YOUR ASSIGNMENT:
Your answer should consist of the lines below that hold the word "JSON".

====================

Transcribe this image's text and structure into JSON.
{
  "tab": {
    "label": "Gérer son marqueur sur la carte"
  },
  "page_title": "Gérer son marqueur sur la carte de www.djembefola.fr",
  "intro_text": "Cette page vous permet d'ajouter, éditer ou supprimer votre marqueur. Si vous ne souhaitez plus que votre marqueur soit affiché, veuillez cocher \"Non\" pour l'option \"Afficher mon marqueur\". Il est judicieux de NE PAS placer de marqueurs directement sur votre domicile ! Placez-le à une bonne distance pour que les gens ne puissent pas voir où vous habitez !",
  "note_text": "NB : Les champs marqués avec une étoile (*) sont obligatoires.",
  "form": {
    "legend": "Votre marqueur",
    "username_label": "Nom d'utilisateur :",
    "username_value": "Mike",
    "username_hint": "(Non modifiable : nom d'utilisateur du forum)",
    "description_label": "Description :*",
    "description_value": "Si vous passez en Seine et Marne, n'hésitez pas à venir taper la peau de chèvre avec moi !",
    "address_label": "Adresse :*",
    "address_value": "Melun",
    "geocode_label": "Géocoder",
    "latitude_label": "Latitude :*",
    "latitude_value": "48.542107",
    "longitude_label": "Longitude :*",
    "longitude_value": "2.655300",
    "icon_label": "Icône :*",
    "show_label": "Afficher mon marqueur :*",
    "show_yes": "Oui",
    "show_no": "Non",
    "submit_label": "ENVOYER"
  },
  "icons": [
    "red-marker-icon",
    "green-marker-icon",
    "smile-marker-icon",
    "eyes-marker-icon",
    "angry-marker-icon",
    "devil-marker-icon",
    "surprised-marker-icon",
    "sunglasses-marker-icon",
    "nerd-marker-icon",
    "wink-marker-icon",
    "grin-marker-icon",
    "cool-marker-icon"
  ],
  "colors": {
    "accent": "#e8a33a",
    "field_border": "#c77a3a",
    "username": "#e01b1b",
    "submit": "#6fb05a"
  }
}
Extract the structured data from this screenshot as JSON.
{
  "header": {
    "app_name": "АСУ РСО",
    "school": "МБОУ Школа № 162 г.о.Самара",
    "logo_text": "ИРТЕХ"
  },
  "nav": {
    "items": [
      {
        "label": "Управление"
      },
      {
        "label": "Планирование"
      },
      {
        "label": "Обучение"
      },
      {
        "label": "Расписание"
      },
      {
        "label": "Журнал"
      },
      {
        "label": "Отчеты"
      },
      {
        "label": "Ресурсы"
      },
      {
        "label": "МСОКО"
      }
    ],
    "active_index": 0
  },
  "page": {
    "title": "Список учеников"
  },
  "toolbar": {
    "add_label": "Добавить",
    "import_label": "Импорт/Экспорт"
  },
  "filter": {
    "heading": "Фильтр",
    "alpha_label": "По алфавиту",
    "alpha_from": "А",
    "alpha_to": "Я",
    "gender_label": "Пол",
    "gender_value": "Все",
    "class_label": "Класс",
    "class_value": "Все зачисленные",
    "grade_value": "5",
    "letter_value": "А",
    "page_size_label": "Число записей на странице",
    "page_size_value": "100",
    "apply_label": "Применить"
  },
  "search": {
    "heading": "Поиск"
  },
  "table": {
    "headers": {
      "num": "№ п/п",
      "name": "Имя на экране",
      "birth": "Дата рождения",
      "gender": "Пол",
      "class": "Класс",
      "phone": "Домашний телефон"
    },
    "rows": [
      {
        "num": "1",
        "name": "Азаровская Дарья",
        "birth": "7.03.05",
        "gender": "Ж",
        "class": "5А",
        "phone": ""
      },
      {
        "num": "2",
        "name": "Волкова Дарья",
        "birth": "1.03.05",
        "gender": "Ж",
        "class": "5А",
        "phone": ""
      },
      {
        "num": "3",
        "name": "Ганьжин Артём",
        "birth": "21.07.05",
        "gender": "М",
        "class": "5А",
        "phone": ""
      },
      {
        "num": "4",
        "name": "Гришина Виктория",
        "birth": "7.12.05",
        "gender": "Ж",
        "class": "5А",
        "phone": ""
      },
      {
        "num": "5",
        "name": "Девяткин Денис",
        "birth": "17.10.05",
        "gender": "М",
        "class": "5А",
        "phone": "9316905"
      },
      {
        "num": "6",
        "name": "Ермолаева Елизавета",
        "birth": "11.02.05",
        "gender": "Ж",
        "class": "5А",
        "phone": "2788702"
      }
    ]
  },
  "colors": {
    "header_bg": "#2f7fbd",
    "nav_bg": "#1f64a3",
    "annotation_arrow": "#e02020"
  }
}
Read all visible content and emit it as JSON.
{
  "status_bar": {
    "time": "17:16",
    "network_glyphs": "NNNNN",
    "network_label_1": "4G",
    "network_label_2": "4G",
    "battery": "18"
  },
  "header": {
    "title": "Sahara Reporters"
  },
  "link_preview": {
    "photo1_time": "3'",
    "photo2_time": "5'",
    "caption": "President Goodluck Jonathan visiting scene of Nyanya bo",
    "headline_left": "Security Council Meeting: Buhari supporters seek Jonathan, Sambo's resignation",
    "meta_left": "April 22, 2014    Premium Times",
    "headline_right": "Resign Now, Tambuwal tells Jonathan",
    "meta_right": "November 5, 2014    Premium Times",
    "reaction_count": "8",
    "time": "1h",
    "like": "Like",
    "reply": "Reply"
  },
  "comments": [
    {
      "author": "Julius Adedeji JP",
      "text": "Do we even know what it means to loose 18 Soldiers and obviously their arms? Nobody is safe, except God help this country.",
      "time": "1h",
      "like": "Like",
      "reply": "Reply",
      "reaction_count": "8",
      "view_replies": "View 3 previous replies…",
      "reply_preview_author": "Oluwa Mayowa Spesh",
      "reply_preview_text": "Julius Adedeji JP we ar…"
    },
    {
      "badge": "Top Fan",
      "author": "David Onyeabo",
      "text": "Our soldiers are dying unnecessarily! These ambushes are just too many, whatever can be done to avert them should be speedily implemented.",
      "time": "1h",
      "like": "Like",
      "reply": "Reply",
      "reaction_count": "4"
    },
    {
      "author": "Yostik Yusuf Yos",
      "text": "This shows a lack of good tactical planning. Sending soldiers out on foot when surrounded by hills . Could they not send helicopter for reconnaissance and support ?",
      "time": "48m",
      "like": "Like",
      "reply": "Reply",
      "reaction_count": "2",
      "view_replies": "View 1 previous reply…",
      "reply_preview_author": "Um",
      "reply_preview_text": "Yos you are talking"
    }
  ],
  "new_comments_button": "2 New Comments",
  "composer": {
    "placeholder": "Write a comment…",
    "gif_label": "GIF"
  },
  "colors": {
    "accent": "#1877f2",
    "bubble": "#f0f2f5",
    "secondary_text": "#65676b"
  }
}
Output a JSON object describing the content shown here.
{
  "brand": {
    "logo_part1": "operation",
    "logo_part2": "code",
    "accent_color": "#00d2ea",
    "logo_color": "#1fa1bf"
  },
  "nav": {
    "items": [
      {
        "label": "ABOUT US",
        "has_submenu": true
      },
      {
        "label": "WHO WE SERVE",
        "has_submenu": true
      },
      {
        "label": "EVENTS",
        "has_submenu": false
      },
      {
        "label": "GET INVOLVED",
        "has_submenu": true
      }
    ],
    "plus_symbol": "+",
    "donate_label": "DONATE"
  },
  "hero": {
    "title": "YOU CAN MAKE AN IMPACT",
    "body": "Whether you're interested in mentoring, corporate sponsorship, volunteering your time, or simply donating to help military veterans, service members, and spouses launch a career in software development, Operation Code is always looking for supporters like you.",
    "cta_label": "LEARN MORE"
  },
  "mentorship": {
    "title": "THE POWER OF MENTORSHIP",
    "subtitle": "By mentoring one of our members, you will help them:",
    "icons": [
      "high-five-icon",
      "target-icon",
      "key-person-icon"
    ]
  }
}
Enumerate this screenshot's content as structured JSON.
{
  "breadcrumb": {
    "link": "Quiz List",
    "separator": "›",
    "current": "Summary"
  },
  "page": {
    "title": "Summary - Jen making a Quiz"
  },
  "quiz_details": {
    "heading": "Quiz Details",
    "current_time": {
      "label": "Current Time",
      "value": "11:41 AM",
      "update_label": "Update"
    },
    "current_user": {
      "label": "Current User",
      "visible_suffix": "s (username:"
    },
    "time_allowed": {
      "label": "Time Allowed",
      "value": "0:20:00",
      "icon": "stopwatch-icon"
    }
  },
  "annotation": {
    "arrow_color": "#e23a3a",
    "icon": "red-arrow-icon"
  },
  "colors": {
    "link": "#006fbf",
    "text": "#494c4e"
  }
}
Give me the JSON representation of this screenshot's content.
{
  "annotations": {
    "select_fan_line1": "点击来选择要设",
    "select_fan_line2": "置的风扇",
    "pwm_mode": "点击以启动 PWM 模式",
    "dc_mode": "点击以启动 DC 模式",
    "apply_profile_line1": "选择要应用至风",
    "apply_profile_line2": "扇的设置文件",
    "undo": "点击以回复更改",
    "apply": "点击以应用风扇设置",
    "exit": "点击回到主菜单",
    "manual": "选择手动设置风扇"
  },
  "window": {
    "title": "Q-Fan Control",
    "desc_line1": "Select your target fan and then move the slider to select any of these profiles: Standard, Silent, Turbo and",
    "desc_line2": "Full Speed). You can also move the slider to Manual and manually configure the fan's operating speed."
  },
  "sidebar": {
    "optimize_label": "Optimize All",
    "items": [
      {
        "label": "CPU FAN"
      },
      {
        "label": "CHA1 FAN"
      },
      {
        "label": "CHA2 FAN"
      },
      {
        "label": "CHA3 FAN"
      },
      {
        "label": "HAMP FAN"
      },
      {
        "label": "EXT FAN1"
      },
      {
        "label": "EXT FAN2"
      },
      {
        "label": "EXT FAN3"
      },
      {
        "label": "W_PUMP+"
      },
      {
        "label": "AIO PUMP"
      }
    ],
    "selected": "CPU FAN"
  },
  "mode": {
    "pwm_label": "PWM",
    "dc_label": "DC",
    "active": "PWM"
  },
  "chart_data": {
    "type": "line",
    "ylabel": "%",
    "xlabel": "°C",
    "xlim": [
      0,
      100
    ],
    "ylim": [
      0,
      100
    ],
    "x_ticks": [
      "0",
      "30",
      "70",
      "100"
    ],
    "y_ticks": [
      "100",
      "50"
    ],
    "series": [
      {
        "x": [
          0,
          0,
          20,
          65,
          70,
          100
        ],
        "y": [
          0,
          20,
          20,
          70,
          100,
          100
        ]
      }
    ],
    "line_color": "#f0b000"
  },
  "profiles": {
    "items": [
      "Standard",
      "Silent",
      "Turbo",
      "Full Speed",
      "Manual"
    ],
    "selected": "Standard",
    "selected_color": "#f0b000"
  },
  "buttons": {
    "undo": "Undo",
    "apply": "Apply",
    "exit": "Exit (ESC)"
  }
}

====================

OUTPUT FOR THIS EXERCISE:
Transcribe this image's text and structure into JSON.
Extract the structured data from this screenshot as JSON.
Read all visible content and emit it as JSON.
Output a JSON object describing the content shown here.
Enumerate this screenshot's content as structured JSON.
Give me the JSON representation of this screenshot's content.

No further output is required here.